Ray Bailey, former principal of Cardonald College in Glasgow, has died aged 74.
While a student at night school, in the 1950s, the Glasgow-born former RAF radar technician began the first chapter of a long and illustrious career in education, which would later herald a visionary revolution in further education in Scotland.
In 1960, he returned to the classroom, but this time as a lecturer in the department of electrical engineering at Glasgow's Stow College. A believer in second-chance learning, he achieved his chartered engineer qualification in 1966 through part-time study, and was later recognised as an elected honorary member of the City and Guilds of London Institute.
In 1970, he moved to Cardonald College, progressing from senior lecturer to head of engineering in 1981. His influence gathered momentum and, three years later, he was appointed development officer (electrical engineering) for the Government's action plan.
The result was the introduction of National Certificate modules, signalling a landmark that would change the face of non-advanced FE in Scotland.
He was appointed deputy principal of the college in 1984, and succeeded the late Gavin Barr in 1986.
Although the influx of people into further education in Scotland during the 1980s was widespread, numbers at Cardonald soared as it became a model for flexible community-based adult learning.
The principal's energetic efforts to widen access and opportunities in education engaged many minds, and it came as no surprise when inspectors, reviewing Strathclyde Regional Council's department of education, were directed to Mosspark Drive to witness what was hailed as an example of an efficient and effective educational establishment.
After leaving a lasting impression on the assessors, he was invited to share the secrets of Cardonald's success at a regional forum for managers in Strathclyde.
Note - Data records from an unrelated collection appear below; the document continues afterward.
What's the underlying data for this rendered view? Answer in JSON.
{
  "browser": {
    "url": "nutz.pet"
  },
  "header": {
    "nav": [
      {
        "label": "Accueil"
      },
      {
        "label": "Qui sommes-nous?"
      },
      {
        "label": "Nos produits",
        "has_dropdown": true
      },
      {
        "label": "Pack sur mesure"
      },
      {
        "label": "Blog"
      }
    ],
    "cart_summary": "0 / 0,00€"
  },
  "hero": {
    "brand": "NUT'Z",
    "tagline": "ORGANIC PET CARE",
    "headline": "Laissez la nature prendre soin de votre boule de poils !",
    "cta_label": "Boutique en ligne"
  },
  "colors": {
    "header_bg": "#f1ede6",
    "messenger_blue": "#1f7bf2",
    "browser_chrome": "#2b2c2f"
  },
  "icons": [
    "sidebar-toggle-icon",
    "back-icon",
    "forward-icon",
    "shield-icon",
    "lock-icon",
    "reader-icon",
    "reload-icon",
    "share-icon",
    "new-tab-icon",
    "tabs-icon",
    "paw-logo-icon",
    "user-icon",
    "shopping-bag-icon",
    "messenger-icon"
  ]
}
It was often suggested by peers that his vision inspired the title of a Scottish Office White Paper - Access and Opportunity - which laid the foundations for incorporation. Ray orchestrated the expansive development of the curriculum, forging links with surrounding schools and higher education establishments to create a constantly growing offering for students.
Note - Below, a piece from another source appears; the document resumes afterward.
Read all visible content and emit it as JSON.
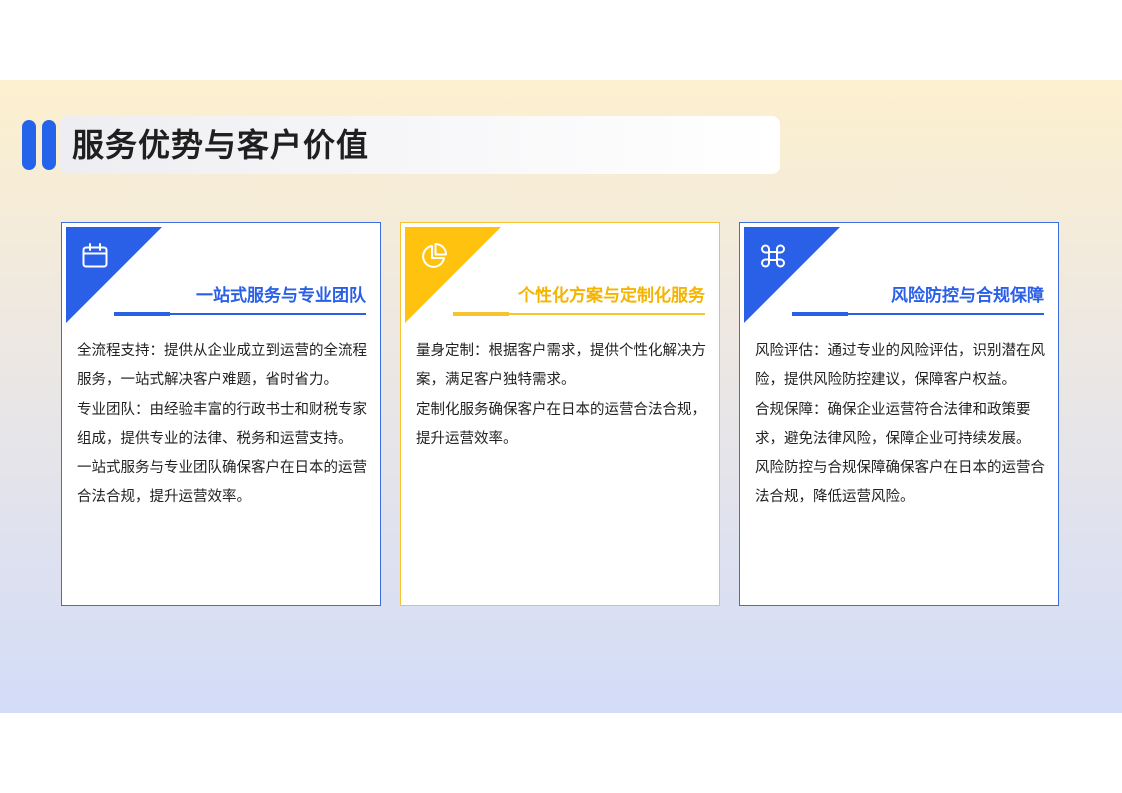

His belief in challenging limits and pushing boundaries led him to become a founder member of the Glasgow Community Colleges Group, where he played a fundamental role in cementing its partnership with the universities of Glasgow and Strathclyde.
Until his retirement in 1997, Ray spread his time on the development of initiatives, supporting the Govan Initiative and creating partnerships with colleges across Europe and America. And he made time to coach youngsters at rugby.
Kate Sangster, head of student support, Cardonald College.